Pressure on Israel from the European Union continued on Thursday as the foreign ministers of 16 of the EU’s 28 member states joined in a demand for the labeling of Israeli goods produced over the Green Line and sold on the continent.
The ministers sent a letter to EU foreign policy chief Federica Mogherini asking her to move forward with the labeling proposal, Haaretz, which obtained a copy, reported on Thursday.
The letter was signed by France, Britain, Spain, Italy, Belgium, Sweden, Malta, Austria, Ireland, Portugal, Slovenia, Hungary, Finland, Denmark, The Netherlands and Luxembourg. Germany was the only one of the five major EU members not to sign.
“We would like to draw your attention to the letter dated 13th April 2013 sent to your predecessor on EU-wide guidelines on the labeling of settlement produce/products,” reads the letter. “…We remain of the view that this is an important step in the full implementation of EU long-standing policy, in relation to the preservation of the two-state solution.”
The diplomats sought to justify the labeling on the grounds of protecting consumers from bring “misled by false information.”
“European consumers must indeed have confidence in knowing the origin of goods they are purchasing,” the ministers wrote. “Green Line Israel and Palestinian producers will benefit from this.”
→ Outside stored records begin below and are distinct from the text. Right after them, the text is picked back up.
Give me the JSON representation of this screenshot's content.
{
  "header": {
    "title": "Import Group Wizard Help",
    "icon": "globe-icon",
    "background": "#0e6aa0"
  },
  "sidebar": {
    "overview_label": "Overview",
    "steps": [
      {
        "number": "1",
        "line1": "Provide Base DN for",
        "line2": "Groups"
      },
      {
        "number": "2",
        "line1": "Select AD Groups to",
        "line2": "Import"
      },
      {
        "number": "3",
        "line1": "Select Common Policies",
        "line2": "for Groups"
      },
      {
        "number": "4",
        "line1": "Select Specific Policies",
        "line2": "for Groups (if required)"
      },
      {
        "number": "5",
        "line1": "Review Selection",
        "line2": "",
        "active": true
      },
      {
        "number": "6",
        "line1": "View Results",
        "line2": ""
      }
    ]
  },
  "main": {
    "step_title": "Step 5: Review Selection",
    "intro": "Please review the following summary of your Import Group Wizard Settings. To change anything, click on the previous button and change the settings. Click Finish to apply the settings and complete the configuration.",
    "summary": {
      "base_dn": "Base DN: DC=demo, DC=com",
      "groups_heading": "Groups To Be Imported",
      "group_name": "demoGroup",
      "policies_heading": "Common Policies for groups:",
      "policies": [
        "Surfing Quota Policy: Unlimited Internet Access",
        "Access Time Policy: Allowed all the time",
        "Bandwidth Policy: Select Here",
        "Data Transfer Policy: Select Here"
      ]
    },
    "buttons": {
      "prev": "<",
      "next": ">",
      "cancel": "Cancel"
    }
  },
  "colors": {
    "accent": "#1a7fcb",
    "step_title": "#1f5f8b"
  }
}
EU countries had said before the Israeli elections in March that they would wait to see what the new government would look like before resuming efforts to reach a two-state solution. With Israeli Prime Minister Binyamin Netanyahu’s re-election and the likely installation of a narrow rightist government, the EU now wants to forge ahead.